[Assigned task] Please retype all of the following entries exactly.

Dataset items
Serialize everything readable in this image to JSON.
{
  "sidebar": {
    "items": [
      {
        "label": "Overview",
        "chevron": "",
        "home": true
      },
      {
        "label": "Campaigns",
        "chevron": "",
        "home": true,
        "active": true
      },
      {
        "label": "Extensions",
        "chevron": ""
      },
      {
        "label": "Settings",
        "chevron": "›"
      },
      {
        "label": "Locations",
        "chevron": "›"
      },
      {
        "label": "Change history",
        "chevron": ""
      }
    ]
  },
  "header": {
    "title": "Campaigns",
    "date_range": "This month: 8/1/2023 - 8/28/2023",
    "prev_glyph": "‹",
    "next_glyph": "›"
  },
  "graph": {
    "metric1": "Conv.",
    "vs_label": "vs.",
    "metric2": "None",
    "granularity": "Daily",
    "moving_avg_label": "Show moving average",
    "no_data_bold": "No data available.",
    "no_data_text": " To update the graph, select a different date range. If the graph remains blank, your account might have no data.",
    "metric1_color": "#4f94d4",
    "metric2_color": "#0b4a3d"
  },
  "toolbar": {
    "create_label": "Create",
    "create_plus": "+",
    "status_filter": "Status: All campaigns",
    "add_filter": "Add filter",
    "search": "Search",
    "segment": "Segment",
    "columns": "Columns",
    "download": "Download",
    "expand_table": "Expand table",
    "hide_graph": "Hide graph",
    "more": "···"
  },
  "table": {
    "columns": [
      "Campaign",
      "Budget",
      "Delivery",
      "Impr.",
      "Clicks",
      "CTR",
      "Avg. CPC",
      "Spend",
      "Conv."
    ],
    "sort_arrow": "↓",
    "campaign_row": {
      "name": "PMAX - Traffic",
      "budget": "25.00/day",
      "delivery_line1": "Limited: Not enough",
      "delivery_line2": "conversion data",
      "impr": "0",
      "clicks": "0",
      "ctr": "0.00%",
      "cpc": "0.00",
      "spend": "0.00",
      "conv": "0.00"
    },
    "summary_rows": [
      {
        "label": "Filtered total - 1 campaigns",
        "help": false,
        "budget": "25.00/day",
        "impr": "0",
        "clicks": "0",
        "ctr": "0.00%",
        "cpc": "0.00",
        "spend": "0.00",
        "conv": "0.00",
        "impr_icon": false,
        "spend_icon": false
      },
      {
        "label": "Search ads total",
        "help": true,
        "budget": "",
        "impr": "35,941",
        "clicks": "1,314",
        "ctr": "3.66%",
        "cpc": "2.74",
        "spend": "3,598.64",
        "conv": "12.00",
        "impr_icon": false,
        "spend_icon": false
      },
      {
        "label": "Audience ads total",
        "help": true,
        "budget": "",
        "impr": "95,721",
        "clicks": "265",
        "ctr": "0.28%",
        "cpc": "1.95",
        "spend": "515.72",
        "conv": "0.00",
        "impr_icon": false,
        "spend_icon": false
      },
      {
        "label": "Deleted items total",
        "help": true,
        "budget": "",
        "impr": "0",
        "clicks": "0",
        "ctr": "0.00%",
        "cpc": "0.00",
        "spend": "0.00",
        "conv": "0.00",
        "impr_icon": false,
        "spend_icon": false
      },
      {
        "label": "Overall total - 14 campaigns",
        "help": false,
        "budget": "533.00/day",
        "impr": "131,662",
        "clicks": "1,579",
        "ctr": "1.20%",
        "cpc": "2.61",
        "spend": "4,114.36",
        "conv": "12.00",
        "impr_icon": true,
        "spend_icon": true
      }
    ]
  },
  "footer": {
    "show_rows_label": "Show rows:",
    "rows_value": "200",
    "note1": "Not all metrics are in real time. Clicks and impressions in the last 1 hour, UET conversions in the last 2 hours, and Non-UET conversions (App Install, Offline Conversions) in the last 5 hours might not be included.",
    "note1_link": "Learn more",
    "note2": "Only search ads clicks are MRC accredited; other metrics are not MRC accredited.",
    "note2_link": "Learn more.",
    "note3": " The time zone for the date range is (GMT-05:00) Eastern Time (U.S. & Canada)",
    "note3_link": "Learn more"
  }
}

[Answer to the exercise]
Serialize everything readable in this image to JSON.
{
  "sidebar": {
    "items": [
      {
        "label": "Overview",
        "chevron": "",
        "home": true
      },
      {
        "label": "Campaigns",
        "chevron": "",
        "home": true,
        "active": true
      },
      {
        "label": "Extensions",
        "chevron": ""
      },
      {
        "label": "Settings",
        "chevron": "›"
      },
      {
        "label": "Locations",
        "chevron": "›"
      },
      {
        "label": "Change history",
        "chevron": ""
      }
    ]
  },
  "header": {
    "title": "Campaigns",
    "date_range": "This month: 8/1/2023 - 8/28/2023",
    "prev_glyph": "‹",
    "next_glyph": "›"
  },
  "graph": {
    "metric1": "Conv.",
    "vs_label": "vs.",
    "metric2": "None",
    "granularity": "Daily",
    "moving_avg_label": "Show moving average",
    "no_data_bold": "No data available.",
    "no_data_text": " To update the graph, select a different date range. If the graph remains blank, your account might have no data.",
    "metric1_color": "#4f94d4",
    "metric2_color": "#0b4a3d"
  },
  "toolbar": {
    "create_label": "Create",
    "create_plus": "+",
    "status_filter": "Status: All campaigns",
    "add_filter": "Add filter",
    "search": "Search",
    "segment": "Segment",
    "columns": "Columns",
    "download": "Download",
    "expand_table": "Expand table",
    "hide_graph": "Hide graph",
    "more": "···"
  },
  "table": {
    "columns": [
      "Campaign",
      "Budget",
      "Delivery",
      "Impr.",
      "Clicks",
      "CTR",
      "Avg. CPC",
      "Spend",
      "Conv."
    ],
    "sort_arrow": "↓",
    "campaign_row": {
      "name": "PMAX - Traffic",
      "budget": "25.00/day",
      "delivery_line1": "Limited: Not enough",
      "delivery_line2": "conversion data",
      "impr": "0",
      "clicks": "0",
      "ctr": "0.00%",
      "cpc": "0.00",
      "spend": "0.00",
      "conv": "0.00"
    },
    "summary_rows": [
      {
        "label": "Filtered total - 1 campaigns",
        "help": false,
        "budget": "25.00/day",
        "impr": "0",
        "clicks": "0",
        "ctr": "0.00%",
        "cpc": "0.00",
        "spend": "0.00",
        "conv": "0.00",
        "impr_icon": false,
        "spend_icon": false
      },
      {
        "label": "Search ads total",
        "help": true,
        "budget": "",
        "impr": "35,941",
        "clicks": "1,314",
        "ctr": "3.66%",
        "cpc": "2.74",
        "spend": "3,598.64",
        "conv": "12.00",
        "impr_icon": false,
        "spend_icon": false
      },
      {
        "label": "Audience ads total",
        "help": true,
        "budget": "",
        "impr": "95,721",
        "clicks": "265",
        "ctr": "0.28%",
        "cpc": "1.95",
        "spend": "515.72",
        "conv": "0.00",
        "impr_icon": false,
        "spend_icon": false
      },
      {
        "label": "Deleted items total",
        "help": true,
        "budget": "",
        "impr": "0",
        "clicks": "0",
        "ctr": "0.00%",
        "cpc": "0.00",
        "spend": "0.00",
        "conv": "0.00",
        "impr_icon": false,
        "spend_icon": false
      },
      {
        "label": "Overall total - 14 campaigns",
        "help": false,
        "budget": "533.00/day",
        "impr": "131,662",
        "clicks": "1,579",
        "ctr": "1.20%",
        "cpc": "2.61",
        "spend": "4,114.36",
        "conv": "12.00",
        "impr_icon": true,
        "spend_icon": true
      }
    ]
  },
  "footer": {
    "show_rows_label": "Show rows:",
    "rows_value": "200",
    "note1": "Not all metrics are in real time. Clicks and impressions in the last 1 hour, UET conversions in the last 2 hours, and Non-UET conversions (App Install, Offline Conversions) in the last 5 hours might not be included.",
    "note1_link": "Learn more",
    "note2": "Only search ads clicks are MRC accredited; other metrics are not MRC accredited.",
    "note2_link": "Learn more.",
    "note3": " The time zone for the date range is (GMT-05:00) Eastern Time (U.S. & Canada)",
    "note3_link": "Learn more"
  }
}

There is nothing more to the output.